Nancy Martin watches PMQs so you don’t have to…
Issue of the week
Given the scale of the accusations that have engulfed Westminster in the last week, it was unsurprising to see the Prime Minister open her remarks today by addressing head on the issue of harassment in Parliament, announcing that she had invited the leaders of the other political parties to a meeting early next week to work on a solution. Both Jeremy Corbyn and Ian Blackford, the SNP’s leader at Westminster, responded that they would be happy to attend such a meeting.

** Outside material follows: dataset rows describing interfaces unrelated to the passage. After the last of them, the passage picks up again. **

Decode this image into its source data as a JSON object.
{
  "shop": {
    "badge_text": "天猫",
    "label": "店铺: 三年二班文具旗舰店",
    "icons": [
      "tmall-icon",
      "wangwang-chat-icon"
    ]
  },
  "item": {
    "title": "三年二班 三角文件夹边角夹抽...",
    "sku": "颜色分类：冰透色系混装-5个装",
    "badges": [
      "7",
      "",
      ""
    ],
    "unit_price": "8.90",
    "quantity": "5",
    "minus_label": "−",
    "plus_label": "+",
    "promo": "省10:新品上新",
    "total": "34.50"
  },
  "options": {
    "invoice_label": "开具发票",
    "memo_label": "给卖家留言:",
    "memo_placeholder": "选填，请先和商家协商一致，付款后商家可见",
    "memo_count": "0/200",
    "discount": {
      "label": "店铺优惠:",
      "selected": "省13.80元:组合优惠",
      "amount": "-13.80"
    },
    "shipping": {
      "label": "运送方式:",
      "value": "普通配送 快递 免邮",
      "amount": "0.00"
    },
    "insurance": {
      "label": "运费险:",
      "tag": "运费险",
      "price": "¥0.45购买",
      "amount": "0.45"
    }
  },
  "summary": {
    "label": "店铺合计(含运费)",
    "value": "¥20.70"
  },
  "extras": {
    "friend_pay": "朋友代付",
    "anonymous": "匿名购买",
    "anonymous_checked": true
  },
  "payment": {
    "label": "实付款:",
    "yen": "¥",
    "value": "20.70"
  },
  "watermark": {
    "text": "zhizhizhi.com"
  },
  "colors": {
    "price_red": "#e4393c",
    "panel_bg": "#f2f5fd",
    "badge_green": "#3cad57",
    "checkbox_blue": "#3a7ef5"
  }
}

Jeremy Corbyn’s line of questioning this week was perhaps a little obscure – how likely is it that the issue of imported jets being sold through the Isle of Man to avoid tax was one the Prime Minister had prepared for? It seems Corbyn was trying to raise awareness of a recent leak similar to the Panama Papers, as he made a wider point about tax avoidance. The Prime Minister yet again referred to the previous Labour Government as part of her defence, highlighting the cost of paying interest on Government debt.
A potentially explosive moment came towards the end, where Wigan MP Lisa Nandy claimed that she had previously raised concerns about whips using compromising information about MPs’ private lives to exert control. This was followed by Ms Nandy tweeting a Written Question on the subject from 2014. Whilst Theresa May promised to look at the issue, it certainly feels like this moment could cause some real damage to the former women’s minister now in Number 10.
After some consideration I would chalk this up as a nil-nil draw. Corbyn had a strong final question as he drew a comparison between the money lost through tax avoidance and the money needed for public services, but he didn’t manage to truly get under the Prime Minister’s skin. Given the topics available to him, this seems like a missed open goal.
It was Lisa Nandy who clearly had Theresa May on the ropes this week, and although she dealt with it calmly, it’s unlikely we have heard the last of Nandy’s claim.
The Conservative benches had a very loud reaction when Theresa May entered the Commons, forcing the Speaker to intervene to ensure Welsh Questions could finish on time. This was soon countered by the indomitable Dennis Skinner, whose anger about the impact of HS2 in his constituency was palpable as he was cheered on by the Labour benches.
As Philip Hammond conferred with Theresa May before she answered, Emily Thornberry’s voice could be heard ringing out. ‘Prime Minister’s Questions, isn’t it?’ she yelled. ‘He can be Prime Minister if you want!’